A great many important historical events occurred during the reign of Charles II (1660-1685), including the last outbreak of the plague and the Great Fire. But Charles himself is most remembered today for his love life, unique among English kings. Charles loved women, and women loved him. From high-born ladies to lowly milkmaids, women of every rank found him pretty near irresistible.
It wasn’t just that he was king. Charles genuinely liked women, particularly clever, amusing women who could entertain them with their wit as well as in his bed, and they clearly returned the favor many times over.
No one knows the exact number of women Charles had sex with in his lifetime.
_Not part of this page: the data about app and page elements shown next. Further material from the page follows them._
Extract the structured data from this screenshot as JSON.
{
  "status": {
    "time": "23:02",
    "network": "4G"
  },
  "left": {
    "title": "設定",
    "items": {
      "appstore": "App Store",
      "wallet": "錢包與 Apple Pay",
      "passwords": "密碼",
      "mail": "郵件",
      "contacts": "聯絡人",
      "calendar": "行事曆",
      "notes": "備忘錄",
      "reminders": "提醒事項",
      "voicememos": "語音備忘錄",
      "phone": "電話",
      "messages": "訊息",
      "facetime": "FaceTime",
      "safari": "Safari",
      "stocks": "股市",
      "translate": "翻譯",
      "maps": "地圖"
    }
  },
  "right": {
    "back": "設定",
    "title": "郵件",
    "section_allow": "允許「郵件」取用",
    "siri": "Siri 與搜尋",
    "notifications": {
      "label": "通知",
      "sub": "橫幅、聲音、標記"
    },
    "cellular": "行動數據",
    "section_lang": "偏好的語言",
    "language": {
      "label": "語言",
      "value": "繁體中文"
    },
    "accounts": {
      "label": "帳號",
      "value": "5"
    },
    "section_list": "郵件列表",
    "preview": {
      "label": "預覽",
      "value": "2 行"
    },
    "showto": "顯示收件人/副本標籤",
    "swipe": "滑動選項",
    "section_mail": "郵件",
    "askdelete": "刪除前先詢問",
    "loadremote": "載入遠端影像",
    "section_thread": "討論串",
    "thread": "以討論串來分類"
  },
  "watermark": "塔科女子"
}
It was not uncommon for him to call upon one mistress in the afternoon, visit his queen’s bed in the evening, frolic with another mistress after that, and then wind up the night at a brothel. The man famously required almost no sleep.
In addition to his wife and queen, Catherine of Braganza, Charles kept three main mistresses over the course of his reign: Barbara Villiers Palmer, Nell Gwyn, and Louise de Keroualle. These were the women rewarded with titles, houses, estates, incomes, and jewels, and political power. There were far more who only received the pleasure of the royal person, and perhaps a coin or two besides.
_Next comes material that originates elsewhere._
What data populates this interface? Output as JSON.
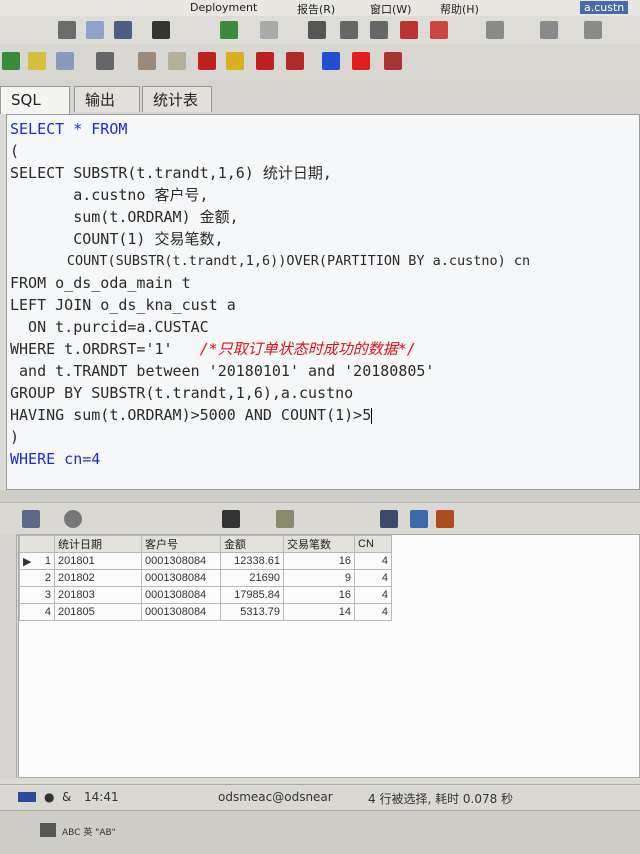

The greatest irony of Charles’s reign is that while he sired fourteen natural children (!) that he acknowledged with titles, his queen never bore him a legitimate son and heir. At his death in 1685, Charles’s crown passed to his incompetent brother James. The Glorious Revolution of 1688 followed soon after, and England never again had a ruler who was quite as merry as Charles, the “Merrie Monarch.”